## Problem requirements
Whenever a line in the records below contains "amount", pick it out.

## Exercise inputs
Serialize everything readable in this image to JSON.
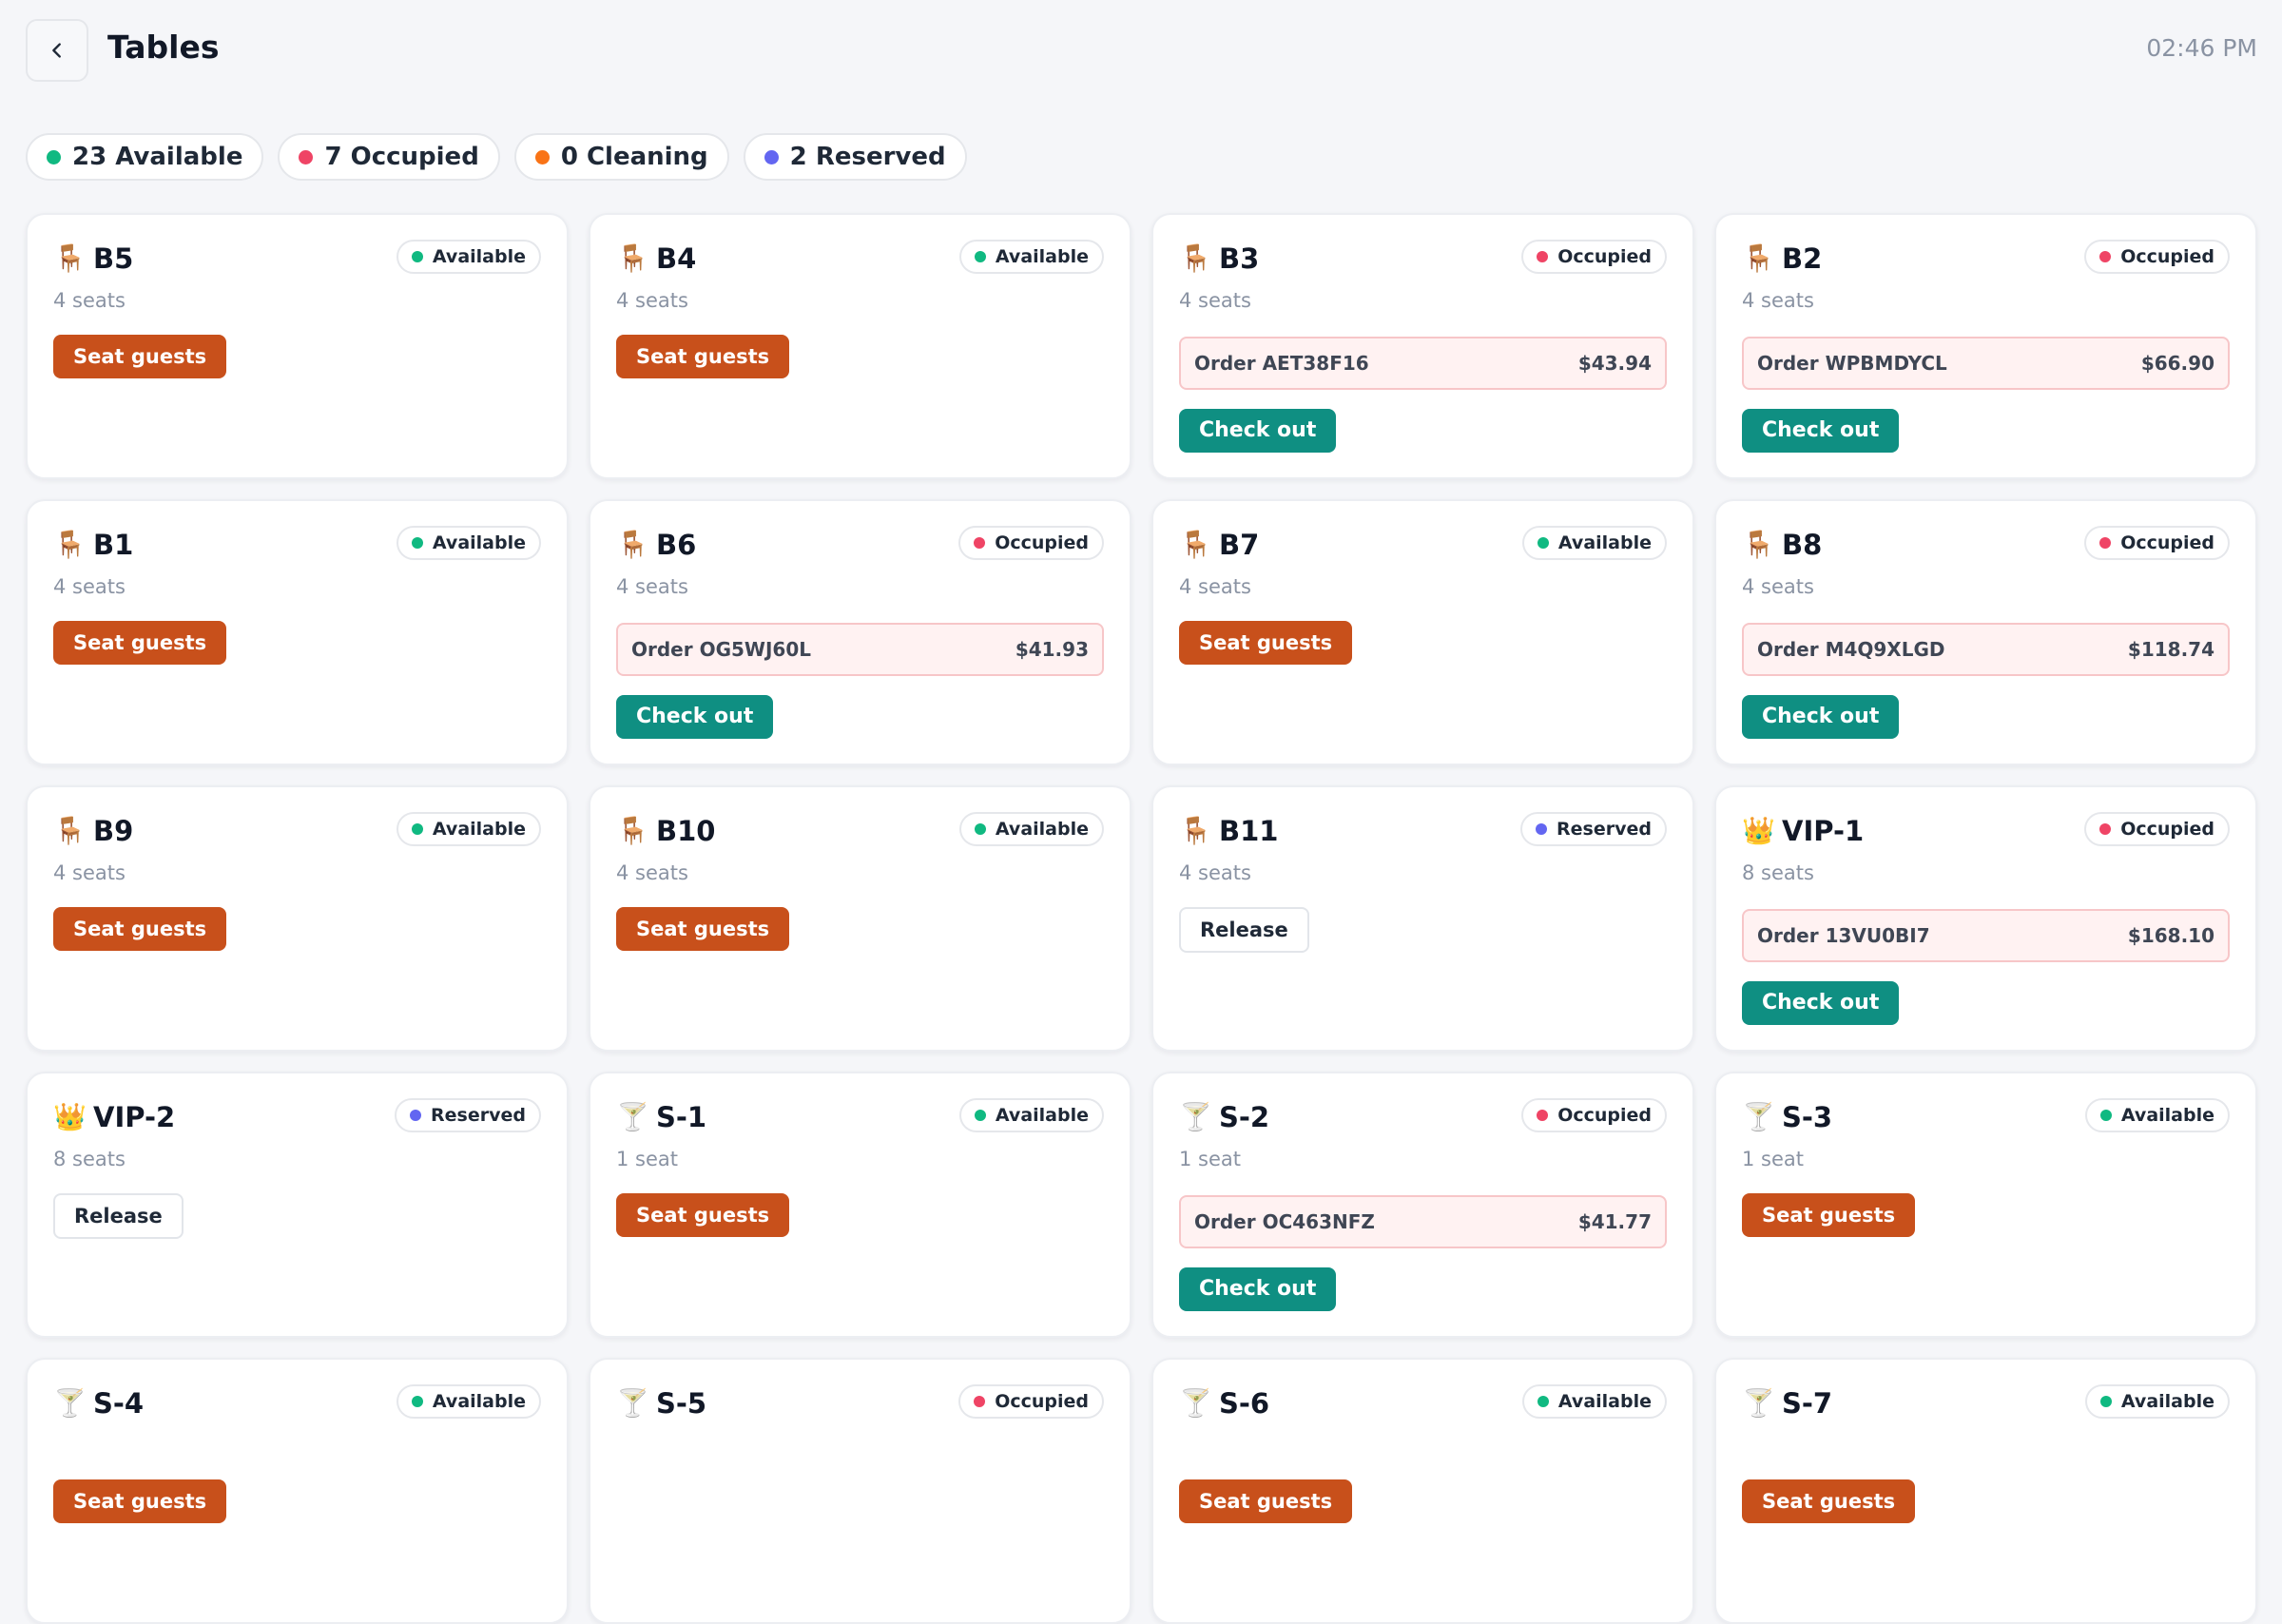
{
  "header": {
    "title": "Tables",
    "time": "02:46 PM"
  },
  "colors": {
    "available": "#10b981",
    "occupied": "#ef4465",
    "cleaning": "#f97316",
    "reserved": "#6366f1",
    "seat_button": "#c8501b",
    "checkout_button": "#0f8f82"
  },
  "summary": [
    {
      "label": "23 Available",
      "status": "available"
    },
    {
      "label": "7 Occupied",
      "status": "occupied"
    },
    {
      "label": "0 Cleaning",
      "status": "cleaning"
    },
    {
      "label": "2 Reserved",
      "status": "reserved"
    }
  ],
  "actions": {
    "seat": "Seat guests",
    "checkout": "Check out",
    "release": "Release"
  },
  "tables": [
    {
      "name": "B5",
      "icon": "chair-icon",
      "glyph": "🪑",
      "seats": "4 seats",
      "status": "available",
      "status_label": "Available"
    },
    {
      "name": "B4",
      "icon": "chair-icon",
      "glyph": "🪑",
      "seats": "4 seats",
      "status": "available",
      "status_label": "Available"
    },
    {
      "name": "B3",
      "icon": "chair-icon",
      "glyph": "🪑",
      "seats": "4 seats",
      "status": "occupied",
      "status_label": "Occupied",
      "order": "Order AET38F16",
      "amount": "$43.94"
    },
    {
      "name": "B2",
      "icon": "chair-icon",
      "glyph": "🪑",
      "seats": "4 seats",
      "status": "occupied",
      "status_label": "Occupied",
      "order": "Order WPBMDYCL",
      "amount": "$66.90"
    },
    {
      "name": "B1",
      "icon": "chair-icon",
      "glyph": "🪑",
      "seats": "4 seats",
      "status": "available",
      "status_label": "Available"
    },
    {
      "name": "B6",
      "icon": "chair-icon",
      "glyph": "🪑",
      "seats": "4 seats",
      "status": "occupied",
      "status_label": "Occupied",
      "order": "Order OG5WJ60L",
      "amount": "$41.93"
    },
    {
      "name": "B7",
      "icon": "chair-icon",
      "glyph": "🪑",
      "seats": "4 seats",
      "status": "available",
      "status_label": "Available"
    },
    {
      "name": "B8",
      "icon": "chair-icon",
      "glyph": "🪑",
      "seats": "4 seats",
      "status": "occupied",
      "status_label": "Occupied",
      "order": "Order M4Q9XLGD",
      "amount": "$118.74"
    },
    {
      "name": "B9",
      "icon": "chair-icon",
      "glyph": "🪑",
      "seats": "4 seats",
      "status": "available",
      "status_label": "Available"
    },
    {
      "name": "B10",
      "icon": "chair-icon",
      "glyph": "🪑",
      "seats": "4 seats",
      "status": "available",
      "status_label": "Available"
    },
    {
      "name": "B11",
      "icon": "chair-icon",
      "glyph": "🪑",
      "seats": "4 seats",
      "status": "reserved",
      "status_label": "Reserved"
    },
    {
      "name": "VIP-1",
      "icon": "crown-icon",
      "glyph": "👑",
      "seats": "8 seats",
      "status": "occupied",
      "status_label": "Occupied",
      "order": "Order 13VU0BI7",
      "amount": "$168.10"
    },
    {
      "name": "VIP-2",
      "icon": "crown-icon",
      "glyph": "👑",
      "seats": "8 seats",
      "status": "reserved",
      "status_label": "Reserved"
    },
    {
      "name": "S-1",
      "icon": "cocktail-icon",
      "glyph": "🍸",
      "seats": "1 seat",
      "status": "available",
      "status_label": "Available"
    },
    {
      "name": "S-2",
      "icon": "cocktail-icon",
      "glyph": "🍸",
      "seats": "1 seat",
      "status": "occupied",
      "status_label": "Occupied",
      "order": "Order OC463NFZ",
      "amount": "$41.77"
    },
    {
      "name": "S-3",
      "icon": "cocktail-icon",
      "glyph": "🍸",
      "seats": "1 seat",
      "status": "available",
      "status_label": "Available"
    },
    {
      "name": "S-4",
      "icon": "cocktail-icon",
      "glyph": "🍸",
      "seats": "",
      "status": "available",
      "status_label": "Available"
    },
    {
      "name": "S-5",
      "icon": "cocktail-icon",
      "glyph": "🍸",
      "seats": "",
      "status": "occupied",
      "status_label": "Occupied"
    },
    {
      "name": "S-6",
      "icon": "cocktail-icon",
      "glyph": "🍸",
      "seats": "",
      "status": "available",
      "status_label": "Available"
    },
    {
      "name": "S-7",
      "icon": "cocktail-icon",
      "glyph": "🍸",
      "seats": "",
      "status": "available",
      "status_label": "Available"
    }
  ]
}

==

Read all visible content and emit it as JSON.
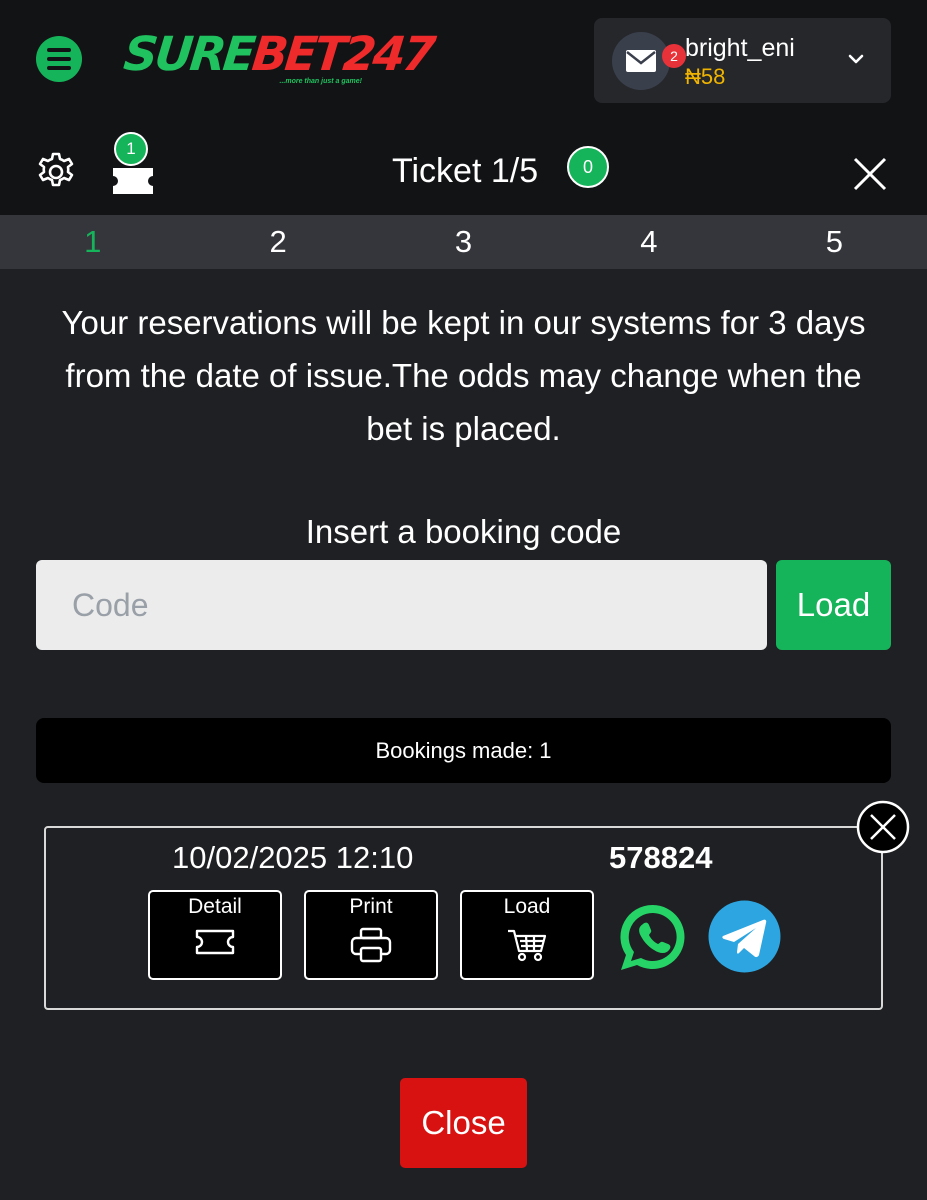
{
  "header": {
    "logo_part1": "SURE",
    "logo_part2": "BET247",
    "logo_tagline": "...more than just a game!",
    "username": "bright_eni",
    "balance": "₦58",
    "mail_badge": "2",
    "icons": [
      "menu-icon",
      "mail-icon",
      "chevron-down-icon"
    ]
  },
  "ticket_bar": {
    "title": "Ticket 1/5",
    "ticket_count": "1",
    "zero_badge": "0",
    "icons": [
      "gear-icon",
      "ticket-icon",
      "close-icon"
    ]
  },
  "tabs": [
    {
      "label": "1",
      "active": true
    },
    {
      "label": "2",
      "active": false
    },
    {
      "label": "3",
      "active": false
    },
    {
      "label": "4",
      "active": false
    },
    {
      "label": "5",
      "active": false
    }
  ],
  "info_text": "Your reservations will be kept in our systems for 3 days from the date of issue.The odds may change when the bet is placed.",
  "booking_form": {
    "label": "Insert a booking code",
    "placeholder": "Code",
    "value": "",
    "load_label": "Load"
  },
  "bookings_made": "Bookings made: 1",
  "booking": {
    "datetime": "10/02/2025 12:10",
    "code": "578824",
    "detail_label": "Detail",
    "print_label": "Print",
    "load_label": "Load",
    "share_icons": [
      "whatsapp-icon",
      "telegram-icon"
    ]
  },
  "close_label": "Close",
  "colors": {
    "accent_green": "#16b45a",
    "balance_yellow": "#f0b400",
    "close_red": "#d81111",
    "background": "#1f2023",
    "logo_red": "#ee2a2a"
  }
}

## Result
      "amount": "$43.94"
      "amount": "$66.90"
      "amount": "$41.93"
      "amount": "$118.74"
      "amount": "$168.10"
      "amount": "$41.77"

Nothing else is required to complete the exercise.